When I introduce myself, I introduce myself as a visual artist. That is confusing to people sometimes, I think, because they want to really identify what it is that you do. But as a creative, I feel like that is very limiting, and I see myself as allowing ideas to dictate the medium. I was trained formally as a painter, but as I moved through my experiences as an artist in different modalities, different training, up through college, through graduate school, I was investigating ideas through many different mediums and picked up skill sets along the way. And I think writing is one of those things that... it’s sort of one of the first things, after reading, that you learn to do as a child. When you start doing creative writing in school, it’s very much about your imagination and creativity, and then, for some people, there’s a catharsis because you’re expressing something.

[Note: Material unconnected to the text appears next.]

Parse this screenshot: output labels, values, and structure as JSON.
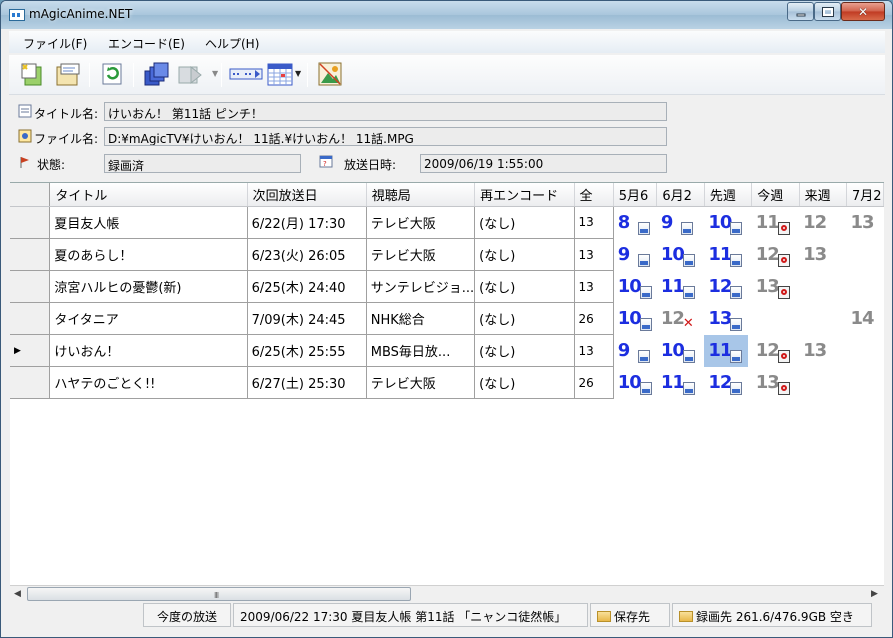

For me, I was always visual, but I loved creative writing. I used to write a lot of poetry when I was younger, and I had gotten out of touch with that. And when I moved into the college years, all of the writing was academic, and I didn’t have time to really keep a diary or do any sort of writing that I would consider as creative. And when I started to write this book, it was if I was getting back in touch with my former creative writing self, and that was so empowering. People approach me in this serious way because of the subject matter that I tackle in my visual art. So [when they do], we’re talking about body politics, we’re talking about gender, we’re talking about the nude form. All of these sort of very heavy topics. So when you think about the visual art, there’s a directness to it that is heavy, but then when you read Pink Privacy, there’s also a directness to it, but you also get to see my sense of humor.
[But] it’s not this different person writing Pink Privacy. I am the same person, with the same sense of humor, and I think this particular project highlights that aspect of my personality a little bit more. Because Pink Privacy is a self-portrait in many ways that the photographs are not. The photographs are... you can see what I care about, you can see me in them, but I don’t necessarily feel like I am always representing myself in a portrait of someone else.